Employers are split down the middle over whether to agree a pay deal for 500,000 construction workers, CN understands.
The latest meeting of the 2012 Construction Industry Joint Council pay talks took place last week, with agreement yet to be reached between unions and employers.
Construction union Ucatt has called for calm from workers, but promised that if a negotiated settlement cannot be reached “they would not flinch from taking appropriate action”.
The CIJC is the largest construction industry agreement covering the pay and terms of conditions of up to 500,000 workers.
It sees unions including Ucatt and Unite around the table with nine employers’ associations, such as the UK Contractors Group, Civil Engineering Contractors Association, the Home Builders Federation, along with the National Access Scaffolding Confederation, the National Association of Shopfitters and the Painting & Decorating Association.

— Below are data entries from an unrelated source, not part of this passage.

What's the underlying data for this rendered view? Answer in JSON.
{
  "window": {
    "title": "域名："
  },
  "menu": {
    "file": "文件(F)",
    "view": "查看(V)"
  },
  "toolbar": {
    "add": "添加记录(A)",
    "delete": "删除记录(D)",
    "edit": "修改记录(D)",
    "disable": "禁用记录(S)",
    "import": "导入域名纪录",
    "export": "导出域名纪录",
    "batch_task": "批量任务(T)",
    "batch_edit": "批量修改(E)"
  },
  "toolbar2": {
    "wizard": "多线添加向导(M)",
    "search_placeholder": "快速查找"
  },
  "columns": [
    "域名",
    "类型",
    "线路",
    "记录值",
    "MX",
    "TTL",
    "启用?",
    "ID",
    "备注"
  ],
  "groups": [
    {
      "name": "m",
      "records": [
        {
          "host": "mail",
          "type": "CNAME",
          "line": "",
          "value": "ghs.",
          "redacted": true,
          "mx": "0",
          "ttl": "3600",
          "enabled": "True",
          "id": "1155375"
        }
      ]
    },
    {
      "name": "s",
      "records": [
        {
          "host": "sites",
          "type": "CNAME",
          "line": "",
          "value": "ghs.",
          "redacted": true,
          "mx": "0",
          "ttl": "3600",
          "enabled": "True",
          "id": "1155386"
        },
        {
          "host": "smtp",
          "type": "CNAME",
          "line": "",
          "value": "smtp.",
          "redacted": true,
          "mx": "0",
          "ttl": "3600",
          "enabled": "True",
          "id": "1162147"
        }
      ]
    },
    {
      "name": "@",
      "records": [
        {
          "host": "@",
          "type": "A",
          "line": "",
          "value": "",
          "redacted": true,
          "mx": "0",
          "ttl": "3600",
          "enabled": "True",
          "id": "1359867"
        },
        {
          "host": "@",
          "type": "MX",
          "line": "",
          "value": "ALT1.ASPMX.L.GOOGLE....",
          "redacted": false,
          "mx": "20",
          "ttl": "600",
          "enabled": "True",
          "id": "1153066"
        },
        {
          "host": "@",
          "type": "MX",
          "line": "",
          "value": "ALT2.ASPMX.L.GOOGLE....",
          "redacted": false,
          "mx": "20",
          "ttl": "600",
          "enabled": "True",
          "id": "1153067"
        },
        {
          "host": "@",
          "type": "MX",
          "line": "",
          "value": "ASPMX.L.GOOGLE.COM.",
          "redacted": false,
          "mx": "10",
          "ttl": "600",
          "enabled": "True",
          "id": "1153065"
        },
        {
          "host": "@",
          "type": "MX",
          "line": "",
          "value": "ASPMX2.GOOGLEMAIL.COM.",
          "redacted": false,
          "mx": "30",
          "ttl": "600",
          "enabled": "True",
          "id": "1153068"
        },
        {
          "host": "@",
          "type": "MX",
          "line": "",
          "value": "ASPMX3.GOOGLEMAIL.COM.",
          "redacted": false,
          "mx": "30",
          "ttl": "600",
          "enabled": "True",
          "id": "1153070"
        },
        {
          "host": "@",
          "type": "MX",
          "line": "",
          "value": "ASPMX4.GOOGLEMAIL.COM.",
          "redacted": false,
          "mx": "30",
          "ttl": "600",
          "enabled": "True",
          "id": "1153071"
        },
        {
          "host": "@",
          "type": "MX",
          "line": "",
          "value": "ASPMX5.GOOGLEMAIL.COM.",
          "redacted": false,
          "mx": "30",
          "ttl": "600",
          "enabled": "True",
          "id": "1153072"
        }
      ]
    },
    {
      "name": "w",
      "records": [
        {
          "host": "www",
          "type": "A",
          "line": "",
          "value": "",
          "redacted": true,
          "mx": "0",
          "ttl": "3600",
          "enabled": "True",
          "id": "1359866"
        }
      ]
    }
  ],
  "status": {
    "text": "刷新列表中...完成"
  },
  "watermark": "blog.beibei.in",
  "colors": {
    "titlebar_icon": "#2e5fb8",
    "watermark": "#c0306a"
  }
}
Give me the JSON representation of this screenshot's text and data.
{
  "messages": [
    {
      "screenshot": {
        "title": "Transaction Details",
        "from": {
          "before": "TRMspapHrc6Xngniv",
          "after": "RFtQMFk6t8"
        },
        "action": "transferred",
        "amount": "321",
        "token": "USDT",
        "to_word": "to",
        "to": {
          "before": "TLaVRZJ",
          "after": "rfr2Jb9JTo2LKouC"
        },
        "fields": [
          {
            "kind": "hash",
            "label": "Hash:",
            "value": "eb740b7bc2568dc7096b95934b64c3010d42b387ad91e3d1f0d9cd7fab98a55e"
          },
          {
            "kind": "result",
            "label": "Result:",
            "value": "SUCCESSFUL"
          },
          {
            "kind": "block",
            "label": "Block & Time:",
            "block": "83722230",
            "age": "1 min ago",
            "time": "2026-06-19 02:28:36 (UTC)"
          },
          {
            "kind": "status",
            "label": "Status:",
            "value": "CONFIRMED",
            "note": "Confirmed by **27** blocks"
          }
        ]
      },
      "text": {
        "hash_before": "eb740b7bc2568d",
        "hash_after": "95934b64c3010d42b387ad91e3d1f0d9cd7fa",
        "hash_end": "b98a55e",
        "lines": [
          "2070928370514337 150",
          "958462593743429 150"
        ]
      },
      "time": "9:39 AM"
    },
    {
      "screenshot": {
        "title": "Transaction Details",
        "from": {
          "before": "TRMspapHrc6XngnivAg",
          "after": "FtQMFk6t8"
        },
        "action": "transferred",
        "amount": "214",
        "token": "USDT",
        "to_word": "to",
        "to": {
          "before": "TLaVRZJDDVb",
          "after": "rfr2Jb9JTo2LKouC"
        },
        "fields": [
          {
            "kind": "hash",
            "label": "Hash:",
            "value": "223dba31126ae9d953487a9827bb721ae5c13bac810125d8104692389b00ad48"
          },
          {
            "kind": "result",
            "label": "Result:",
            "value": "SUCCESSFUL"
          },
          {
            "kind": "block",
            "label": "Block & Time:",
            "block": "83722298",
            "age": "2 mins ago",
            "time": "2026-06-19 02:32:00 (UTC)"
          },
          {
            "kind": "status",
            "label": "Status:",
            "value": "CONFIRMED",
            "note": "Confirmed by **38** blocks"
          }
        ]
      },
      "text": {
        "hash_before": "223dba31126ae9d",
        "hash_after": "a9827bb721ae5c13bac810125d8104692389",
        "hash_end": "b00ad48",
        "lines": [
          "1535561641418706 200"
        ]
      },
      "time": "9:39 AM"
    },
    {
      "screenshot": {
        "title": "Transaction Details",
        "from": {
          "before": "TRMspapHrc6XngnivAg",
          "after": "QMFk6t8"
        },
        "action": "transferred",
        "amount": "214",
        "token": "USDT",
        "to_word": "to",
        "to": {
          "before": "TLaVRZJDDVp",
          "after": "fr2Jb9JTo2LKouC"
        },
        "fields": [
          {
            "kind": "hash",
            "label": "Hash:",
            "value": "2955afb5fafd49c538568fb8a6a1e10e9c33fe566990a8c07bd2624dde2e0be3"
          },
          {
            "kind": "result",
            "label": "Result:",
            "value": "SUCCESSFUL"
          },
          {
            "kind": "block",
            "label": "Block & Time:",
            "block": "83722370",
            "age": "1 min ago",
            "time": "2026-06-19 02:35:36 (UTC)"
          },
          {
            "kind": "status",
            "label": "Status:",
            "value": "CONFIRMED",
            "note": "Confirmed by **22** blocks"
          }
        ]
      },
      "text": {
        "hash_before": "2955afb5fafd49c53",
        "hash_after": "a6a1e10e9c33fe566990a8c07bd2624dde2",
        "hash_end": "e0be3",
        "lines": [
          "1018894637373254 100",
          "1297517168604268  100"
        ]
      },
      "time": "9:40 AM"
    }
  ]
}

After the first meeting, employers refused a pay rise, saying industry faces more cutbacks, redundancies and liquidations – and companies are trading at negative margins “just to try and stay afloat”. The talks were adjourned until last week.
CN understands there is now a split between the larger employers, who are in favour of a deal, and the bodies representing smaller firms.
The union would not provide any details on the threat of “appropriate action”, or whether the hard core is attempting to emulate the protests seen over reforms to the M&E sector through the Building Engineering Services National Agreement(Besna).
Steve Murphy, general secretary of construction union UCATT, said: “There is growing anger among construction workers about low pay. The employers must return to the negotiating table with a decent pay offer.”
A further pay negotiation meeting has been scheduled for Tuesday (26 June).
The council agreed a pay increase of 1.5 per cent last year.